During the Cold War, the United States and its allies, primarily concerned about the spread of Soviet-backed communism, sought to prevent the domino effect from occurring. They feared that if one country in the region, such as Vietnam or Laos, were to fall to communism, it would rapidly spread communism throughout neighboring countries. This fear was based on the assumption that communist ideology and influence would inspire and support communist movements in other countries, ultimately destabilizing the entire region.

The domino theory influenced U.S. foreign policy and military interventions during the Cold War, most notably in the Vietnam War. The U.S. believed that if South Vietnam fell to communism, it would trigger a domino effect, spreading communism throughout Southeast Asia. This fear of the domino effect contributed to the U.S.’s commitment to preventing the spread of communism in the region.

However, the manifestation of the domino effect in the context of communism was much more complex and nuanced than originally anticipated. While several countries in Southeast Asia did experience communist revolutions or insurgencies during the Cold War, the domino effect did not lead to the widespread adoption of communism throughout the region as initially feared. The outcomes varied across different countries, and factors such as local dynamics, national interests, and geopolitical considerations played significant roles in shaping events.

Domino Effect Examples

Here are some examples of the domino effect:

Financial Crisis: The global financial crisis that occurred in 2008 is a classic example of the domino effect. It started with the collapse of Lehman Brothers, a major investment bank. This event triggered a chain reaction, causing widespread panic in the financial markets, leading to the bankruptcy and bailout of several other financial institutions, and ultimately resulting in a global economic downturn.

Natural Disasters: In the case of earthquakes, one tremor can cause buildings and structures to collapse, which may trigger subsequent collapses or landslides in the surrounding areas. Similarly, a large volcanic eruption can lead to a chain reaction of ash clouds, pyroclastic flows, and subsequent environmental impacts.

Traffic Accidents: A single-car accident can lead to a domino effect of subsequent accidents if other drivers cannot stop or avoid the collision in time. Each collision can involve more vehicles and cause further accidents in a chain reaction.

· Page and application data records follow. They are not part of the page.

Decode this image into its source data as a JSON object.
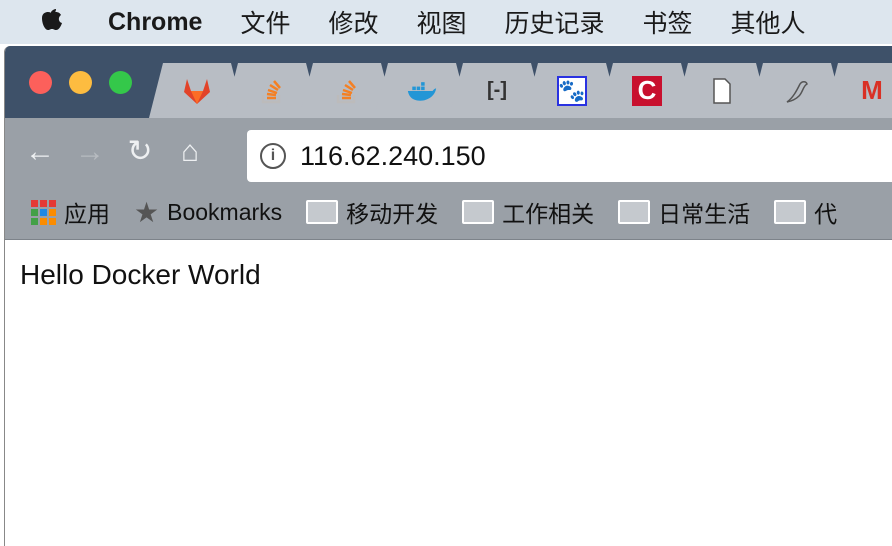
{
  "menubar": {
    "apple": "",
    "app": "Chrome",
    "items": [
      "文件",
      "修改",
      "视图",
      "历史记录",
      "书签",
      "其他人"
    ]
  },
  "tabs": [
    {
      "icon": "gitlab-icon"
    },
    {
      "icon": "stackoverflow-icon"
    },
    {
      "icon": "stackoverflow-icon"
    },
    {
      "icon": "docker-icon"
    },
    {
      "icon": "aliyun-icon",
      "glyph": "[-]"
    },
    {
      "icon": "baidu-paw-icon"
    },
    {
      "icon": "c-logo-icon",
      "glyph": "C"
    },
    {
      "icon": "document-icon"
    },
    {
      "icon": "bird-icon"
    },
    {
      "icon": "gmail-icon",
      "glyph": "M"
    }
  ],
  "toolbar": {
    "url": "116.62.240.150"
  },
  "bookmarks": {
    "apps": "应用",
    "bookmarks": "Bookmarks",
    "folders": [
      "移动开发",
      "工作相关",
      "日常生活",
      "代"
    ]
  },
  "page": {
    "text": "Hello Docker World"
  },
  "colors": {
    "tabstrip": "#3e5169",
    "tab": "#b8bdc4",
    "toolbar": "#9aa0a7",
    "close": "#fc605b",
    "minimize": "#fdbc40",
    "zoom": "#34c84a"
  }
}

Power Outages: A power outage in one area can have a domino effect, affecting other connected regions. When the electrical grid experiences an overload or a failure at one point, it can cause a cascade of power failures, leading to blackouts in multiple areas.

Contagious Diseases: The spread of contagious diseases can demonstrate a domino effect. If one person becomes infected, they can transmit the disease to others, who then pass it on to more individuals. This chain reaction continues until the disease is either contained or runs its course.

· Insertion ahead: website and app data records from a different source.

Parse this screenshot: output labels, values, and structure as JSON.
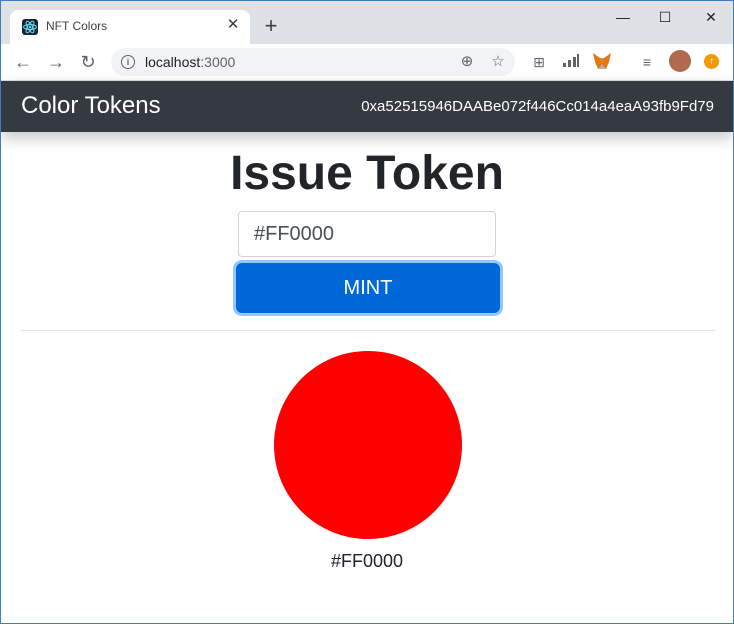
{
  "browser": {
    "tab_title": "NFT Colors",
    "tab_close": "✕",
    "new_tab": "+",
    "url_host": "localhost",
    "url_port": ":3000",
    "window_controls": {
      "minimize": "—",
      "maximize": "☐",
      "close": "✕"
    }
  },
  "navbar": {
    "brand": "Color Tokens",
    "account": "0xa52515946DAABe072f446Cc014a4eaA93fb9Fd79"
  },
  "main": {
    "title": "Issue Token",
    "input_value": "#FF0000",
    "mint_label": "MINT"
  },
  "tokens": [
    {
      "color": "#FF0000",
      "label": "#FF0000"
    }
  ]
}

Social Movements: Social movements can start with a single event or act that ignites public interest or concern. This initial event can lead to protests, demonstrations, or collective actions that gather momentum and influence societal change.

Technology and Innovation: One breakthrough or invention can trigger a series of developments and advancements in technology and innovation. For example, the invention of the personal computer led to the development of software, internet connectivity, and subsequent technological advancements that have transformed various industries and aspects of daily life.

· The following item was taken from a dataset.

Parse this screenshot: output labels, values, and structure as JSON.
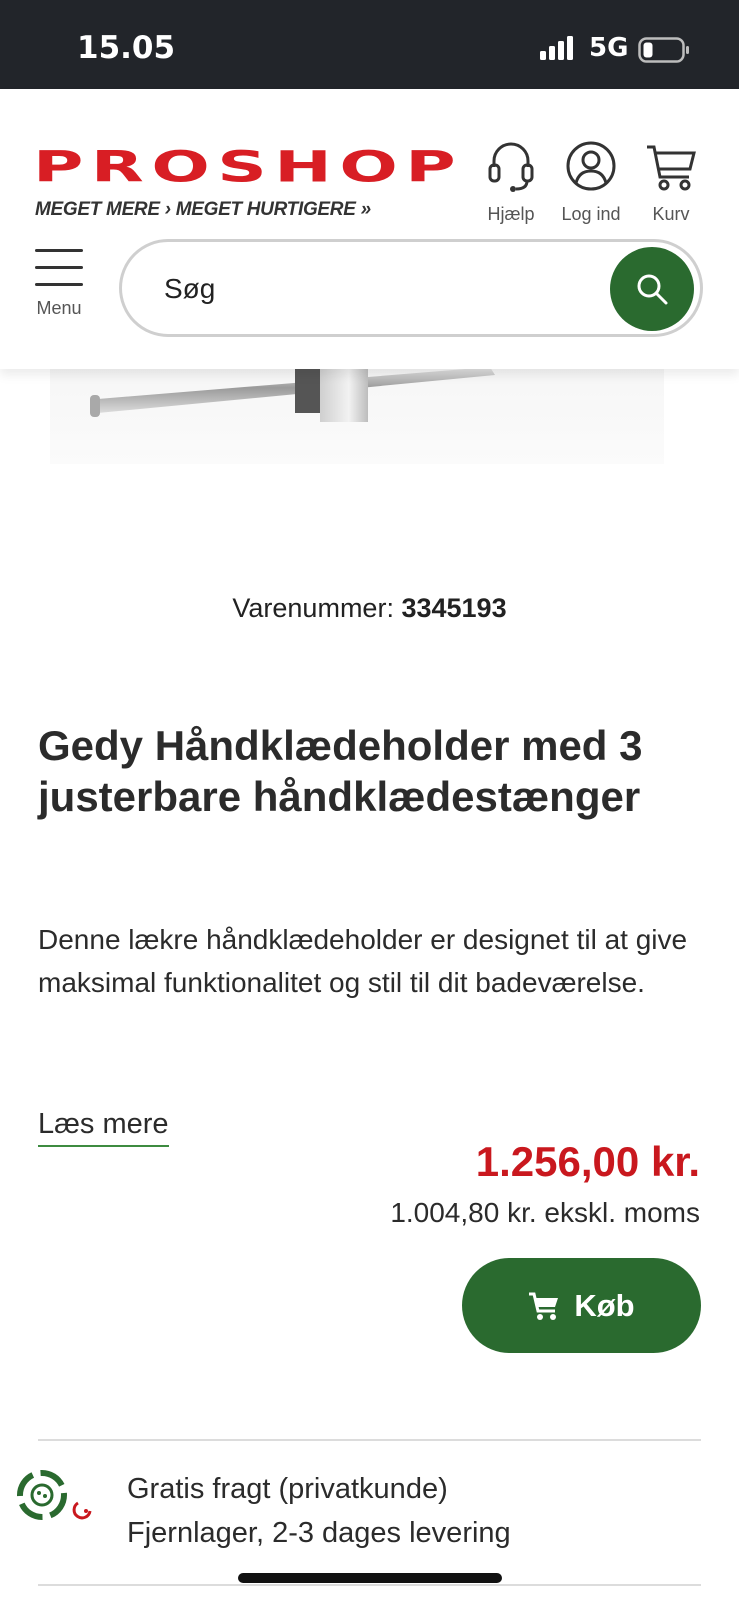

More Articles:

The Mandela Effect Causes, Facts & Example

Boomerang Effect Facts, Example & Causes

Bystander Effect Example, Experiment & Solution

Barnum Effect History & Study

Bandwagon Effect With Cognitive Bias & Example

Julia Rose

My name is Julia Rose. I'm a registered clinical therapist, researcher, and coach. I'm the author of this blog. There are also two authors: Dr. Monica Ciagne, a registered psychologist and motivational coach, and Douglas Jones, a university lecturer & science researcher.I would love to hear your opinion, question, suggestions, please let me know. We will try to help you.

Leave a Reply

Your email address will not be published. Required fields are marked *